# Dataset:

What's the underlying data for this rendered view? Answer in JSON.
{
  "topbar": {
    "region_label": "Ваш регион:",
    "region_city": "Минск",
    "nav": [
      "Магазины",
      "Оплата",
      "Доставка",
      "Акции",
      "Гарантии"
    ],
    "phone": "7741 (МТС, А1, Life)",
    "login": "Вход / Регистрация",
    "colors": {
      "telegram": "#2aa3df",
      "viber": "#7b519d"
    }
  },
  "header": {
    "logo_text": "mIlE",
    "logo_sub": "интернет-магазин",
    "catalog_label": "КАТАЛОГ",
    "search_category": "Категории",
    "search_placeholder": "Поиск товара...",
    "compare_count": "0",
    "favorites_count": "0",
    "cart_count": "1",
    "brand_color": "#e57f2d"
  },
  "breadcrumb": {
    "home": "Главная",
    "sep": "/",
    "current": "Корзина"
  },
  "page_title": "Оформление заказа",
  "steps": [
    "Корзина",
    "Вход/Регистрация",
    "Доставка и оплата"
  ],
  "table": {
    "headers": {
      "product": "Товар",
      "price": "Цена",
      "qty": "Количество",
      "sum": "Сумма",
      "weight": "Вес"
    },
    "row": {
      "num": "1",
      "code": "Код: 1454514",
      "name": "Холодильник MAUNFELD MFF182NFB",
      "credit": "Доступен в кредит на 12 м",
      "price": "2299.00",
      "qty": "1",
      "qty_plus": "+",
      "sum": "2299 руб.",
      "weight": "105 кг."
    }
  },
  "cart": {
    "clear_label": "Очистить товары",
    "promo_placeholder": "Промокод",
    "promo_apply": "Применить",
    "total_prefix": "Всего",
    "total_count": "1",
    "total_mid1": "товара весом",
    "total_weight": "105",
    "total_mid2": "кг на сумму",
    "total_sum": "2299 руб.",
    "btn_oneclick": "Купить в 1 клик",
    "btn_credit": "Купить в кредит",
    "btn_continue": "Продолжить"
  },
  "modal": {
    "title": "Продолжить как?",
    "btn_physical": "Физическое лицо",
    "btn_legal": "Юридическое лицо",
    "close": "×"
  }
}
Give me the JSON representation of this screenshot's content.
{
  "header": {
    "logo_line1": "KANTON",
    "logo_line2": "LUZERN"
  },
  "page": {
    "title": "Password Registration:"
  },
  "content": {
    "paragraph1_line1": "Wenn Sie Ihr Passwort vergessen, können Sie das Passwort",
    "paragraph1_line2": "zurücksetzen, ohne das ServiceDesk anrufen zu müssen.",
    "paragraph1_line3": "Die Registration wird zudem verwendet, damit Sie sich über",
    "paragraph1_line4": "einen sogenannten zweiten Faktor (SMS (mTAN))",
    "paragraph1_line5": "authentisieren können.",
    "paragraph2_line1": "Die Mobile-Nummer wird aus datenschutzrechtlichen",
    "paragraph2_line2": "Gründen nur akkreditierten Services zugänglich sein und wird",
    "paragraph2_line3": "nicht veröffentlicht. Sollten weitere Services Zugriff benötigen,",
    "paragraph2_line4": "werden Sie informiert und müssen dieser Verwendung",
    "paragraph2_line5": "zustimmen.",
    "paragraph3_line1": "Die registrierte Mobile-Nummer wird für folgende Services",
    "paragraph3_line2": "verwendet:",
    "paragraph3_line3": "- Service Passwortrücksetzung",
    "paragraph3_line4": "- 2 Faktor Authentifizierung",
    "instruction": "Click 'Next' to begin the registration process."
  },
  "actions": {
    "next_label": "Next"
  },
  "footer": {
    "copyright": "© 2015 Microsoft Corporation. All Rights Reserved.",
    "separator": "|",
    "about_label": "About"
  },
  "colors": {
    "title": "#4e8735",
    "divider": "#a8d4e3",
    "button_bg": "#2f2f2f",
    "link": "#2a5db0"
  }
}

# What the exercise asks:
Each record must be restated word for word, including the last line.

# Finished exercise:
What's the underlying data for this rendered view? Answer in JSON.
{
  "topbar": {
    "region_label": "Ваш регион:",
    "region_city": "Минск",
    "nav": [
      "Магазины",
      "Оплата",
      "Доставка",
      "Акции",
      "Гарантии"
    ],
    "phone": "7741 (МТС, А1, Life)",
    "login": "Вход / Регистрация",
    "colors": {
      "telegram": "#2aa3df",
      "viber": "#7b519d"
    }
  },
  "header": {
    "logo_text": "mIlE",
    "logo_sub": "интернет-магазин",
    "catalog_label": "КАТАЛОГ",
    "search_category": "Категории",
    "search_placeholder": "Поиск товара...",
    "compare_count": "0",
    "favorites_count": "0",
    "cart_count": "1",
    "brand_color": "#e57f2d"
  },
  "breadcrumb": {
    "home": "Главная",
    "sep": "/",
    "current": "Корзина"
  },
  "page_title": "Оформление заказа",
  "steps": [
    "Корзина",
    "Вход/Регистрация",
    "Доставка и оплата"
  ],
  "table": {
    "headers": {
      "product": "Товар",
      "price": "Цена",
      "qty": "Количество",
      "sum": "Сумма",
      "weight": "Вес"
    },
    "row": {
      "num": "1",
      "code": "Код: 1454514",
      "name": "Холодильник MAUNFELD MFF182NFB",
      "credit": "Доступен в кредит на 12 м",
      "price": "2299.00",
      "qty": "1",
      "qty_plus": "+",
      "sum": "2299 руб.",
      "weight": "105 кг."
    }
  },
  "cart": {
    "clear_label": "Очистить товары",
    "promo_placeholder": "Промокод",
    "promo_apply": "Применить",
    "total_prefix": "Всего",
    "total_count": "1",
    "total_mid1": "товара весом",
    "total_weight": "105",
    "total_mid2": "кг на сумму",
    "total_sum": "2299 руб.",
    "btn_oneclick": "Купить в 1 клик",
    "btn_credit": "Купить в кредит",
    "btn_continue": "Продолжить"
  },
  "modal": {
    "title": "Продолжить как?",
    "btn_physical": "Физическое лицо",
    "btn_legal": "Юридическое лицо",
    "close": "×"
  }
}
Give me the JSON representation of this screenshot's content.
{
  "header": {
    "logo_line1": "KANTON",
    "logo_line2": "LUZERN"
  },
  "page": {
    "title": "Password Registration:"
  },
  "content": {
    "paragraph1_line1": "Wenn Sie Ihr Passwort vergessen, können Sie das Passwort",
    "paragraph1_line2": "zurücksetzen, ohne das ServiceDesk anrufen zu müssen.",
    "paragraph1_line3": "Die Registration wird zudem verwendet, damit Sie sich über",
    "paragraph1_line4": "einen sogenannten zweiten Faktor (SMS (mTAN))",
    "paragraph1_line5": "authentisieren können.",
    "paragraph2_line1": "Die Mobile-Nummer wird aus datenschutzrechtlichen",
    "paragraph2_line2": "Gründen nur akkreditierten Services zugänglich sein und wird",
    "paragraph2_line3": "nicht veröffentlicht. Sollten weitere Services Zugriff benötigen,",
    "paragraph2_line4": "werden Sie informiert und müssen dieser Verwendung",
    "paragraph2_line5": "zustimmen.",
    "paragraph3_line1": "Die registrierte Mobile-Nummer wird für folgende Services",
    "paragraph3_line2": "verwendet:",
    "paragraph3_line3": "- Service Passwortrücksetzung",
    "paragraph3_line4": "- 2 Faktor Authentifizierung",
    "instruction": "Click 'Next' to begin the registration process."
  },
  "actions": {
    "next_label": "Next"
  },
  "footer": {
    "copyright": "© 2015 Microsoft Corporation. All Rights Reserved.",
    "separator": "|",
    "about_label": "About"
  },
  "colors": {
    "title": "#4e8735",
    "divider": "#a8d4e3",
    "button_bg": "#2f2f2f",
    "link": "#2a5db0"
  }
}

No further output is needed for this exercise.